> [Your task]
In the entries below, how many lines contain the string "Sweet"? State the number and nothing else.

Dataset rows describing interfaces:

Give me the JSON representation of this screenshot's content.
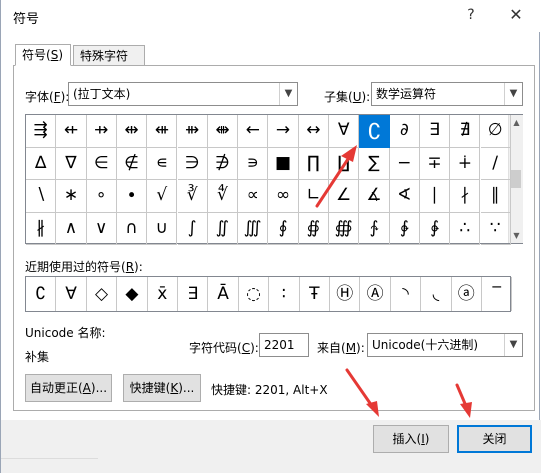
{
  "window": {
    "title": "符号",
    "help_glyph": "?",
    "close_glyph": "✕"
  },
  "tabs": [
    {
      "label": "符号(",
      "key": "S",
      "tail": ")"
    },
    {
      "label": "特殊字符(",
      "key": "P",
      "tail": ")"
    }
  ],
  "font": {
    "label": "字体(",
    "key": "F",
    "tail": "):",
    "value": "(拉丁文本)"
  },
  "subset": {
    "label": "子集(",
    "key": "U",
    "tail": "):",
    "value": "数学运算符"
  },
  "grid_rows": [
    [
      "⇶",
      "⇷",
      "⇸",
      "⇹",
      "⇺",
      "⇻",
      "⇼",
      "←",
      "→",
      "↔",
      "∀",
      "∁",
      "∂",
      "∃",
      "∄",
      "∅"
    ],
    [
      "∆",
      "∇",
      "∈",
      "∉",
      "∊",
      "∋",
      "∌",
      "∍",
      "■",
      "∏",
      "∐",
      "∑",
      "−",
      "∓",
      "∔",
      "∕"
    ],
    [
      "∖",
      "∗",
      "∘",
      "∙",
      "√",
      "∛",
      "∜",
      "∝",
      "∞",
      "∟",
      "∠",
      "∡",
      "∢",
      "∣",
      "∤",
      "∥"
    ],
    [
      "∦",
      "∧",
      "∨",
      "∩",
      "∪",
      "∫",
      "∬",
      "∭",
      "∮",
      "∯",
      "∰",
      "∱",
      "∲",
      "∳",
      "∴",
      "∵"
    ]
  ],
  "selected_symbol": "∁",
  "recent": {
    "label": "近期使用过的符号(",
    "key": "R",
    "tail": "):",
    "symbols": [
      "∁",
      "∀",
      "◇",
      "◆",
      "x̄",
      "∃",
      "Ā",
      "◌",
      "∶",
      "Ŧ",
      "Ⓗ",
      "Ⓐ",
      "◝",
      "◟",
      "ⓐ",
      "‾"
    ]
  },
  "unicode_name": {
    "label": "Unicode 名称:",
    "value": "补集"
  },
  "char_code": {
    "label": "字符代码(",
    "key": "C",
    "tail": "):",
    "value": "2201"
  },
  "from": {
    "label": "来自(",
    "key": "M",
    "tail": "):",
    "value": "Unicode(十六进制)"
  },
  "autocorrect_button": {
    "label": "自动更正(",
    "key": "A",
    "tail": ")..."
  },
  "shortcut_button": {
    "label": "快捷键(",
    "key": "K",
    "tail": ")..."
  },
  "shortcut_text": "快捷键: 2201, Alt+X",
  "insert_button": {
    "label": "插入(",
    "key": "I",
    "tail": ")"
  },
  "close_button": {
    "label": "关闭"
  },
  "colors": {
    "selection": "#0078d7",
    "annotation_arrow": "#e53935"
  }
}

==

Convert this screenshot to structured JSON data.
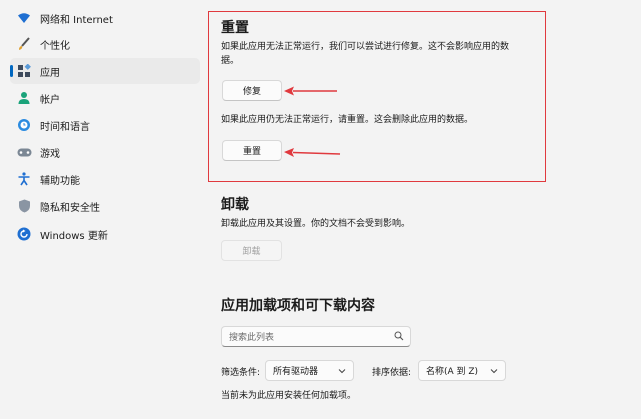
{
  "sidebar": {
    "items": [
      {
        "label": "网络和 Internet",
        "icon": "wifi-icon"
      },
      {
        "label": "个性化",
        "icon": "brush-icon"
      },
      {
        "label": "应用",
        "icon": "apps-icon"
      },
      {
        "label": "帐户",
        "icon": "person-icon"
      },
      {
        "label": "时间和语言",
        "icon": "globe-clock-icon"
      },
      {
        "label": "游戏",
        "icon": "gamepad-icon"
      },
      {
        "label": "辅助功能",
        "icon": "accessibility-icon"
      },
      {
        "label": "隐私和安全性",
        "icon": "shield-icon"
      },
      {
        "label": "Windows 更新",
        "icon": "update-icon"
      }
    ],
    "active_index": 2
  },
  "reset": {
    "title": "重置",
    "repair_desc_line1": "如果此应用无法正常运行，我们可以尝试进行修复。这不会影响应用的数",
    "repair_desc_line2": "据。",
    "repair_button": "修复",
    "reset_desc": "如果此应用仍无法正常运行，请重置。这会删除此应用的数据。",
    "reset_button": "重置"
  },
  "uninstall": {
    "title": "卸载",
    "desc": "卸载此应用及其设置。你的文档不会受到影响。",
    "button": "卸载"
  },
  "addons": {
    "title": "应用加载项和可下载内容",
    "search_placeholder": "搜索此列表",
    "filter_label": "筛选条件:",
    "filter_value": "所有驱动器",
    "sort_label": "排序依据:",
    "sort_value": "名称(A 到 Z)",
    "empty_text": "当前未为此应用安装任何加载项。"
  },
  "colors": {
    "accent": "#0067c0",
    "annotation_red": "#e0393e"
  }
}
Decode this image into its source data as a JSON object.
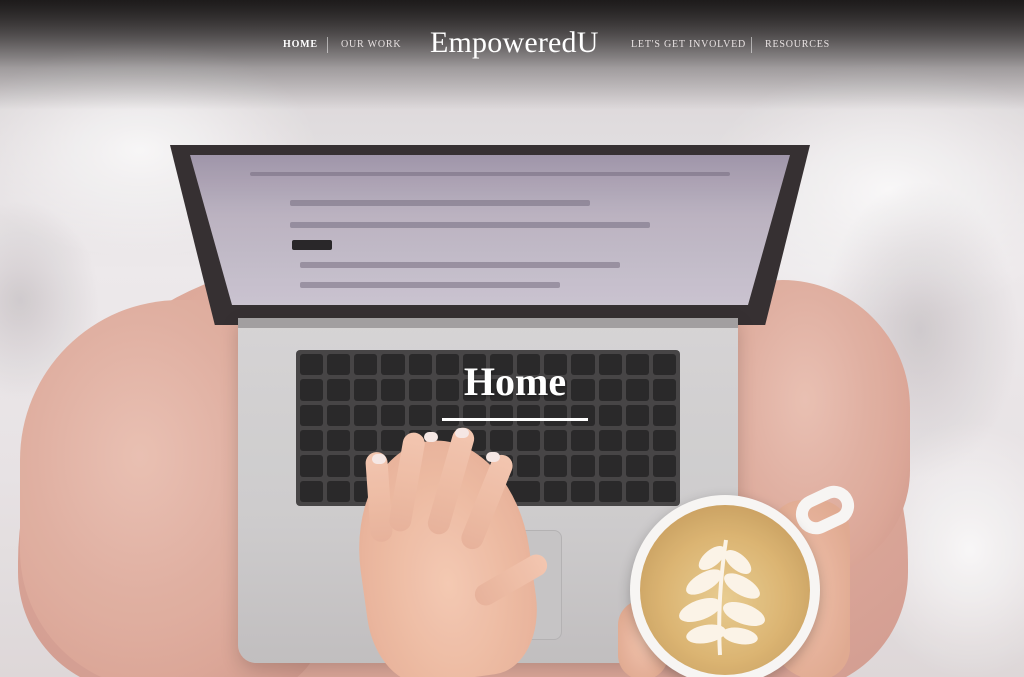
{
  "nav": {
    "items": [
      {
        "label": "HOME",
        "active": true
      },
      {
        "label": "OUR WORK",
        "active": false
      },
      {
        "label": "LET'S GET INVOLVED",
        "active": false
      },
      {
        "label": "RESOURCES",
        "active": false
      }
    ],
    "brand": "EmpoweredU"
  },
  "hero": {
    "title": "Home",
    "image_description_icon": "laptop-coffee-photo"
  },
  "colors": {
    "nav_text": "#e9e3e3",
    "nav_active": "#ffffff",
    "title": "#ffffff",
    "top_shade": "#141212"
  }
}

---

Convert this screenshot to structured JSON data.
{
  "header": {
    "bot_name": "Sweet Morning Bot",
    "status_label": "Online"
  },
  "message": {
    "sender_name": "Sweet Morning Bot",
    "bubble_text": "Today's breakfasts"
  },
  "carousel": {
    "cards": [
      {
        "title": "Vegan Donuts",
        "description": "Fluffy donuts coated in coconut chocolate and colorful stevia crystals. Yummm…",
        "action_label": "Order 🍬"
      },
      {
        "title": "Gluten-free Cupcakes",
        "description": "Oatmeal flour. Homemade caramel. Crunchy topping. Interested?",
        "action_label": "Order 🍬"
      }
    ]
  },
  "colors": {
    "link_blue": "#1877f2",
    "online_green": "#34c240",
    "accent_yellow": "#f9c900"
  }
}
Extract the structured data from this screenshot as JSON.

> [Answer to this task]
2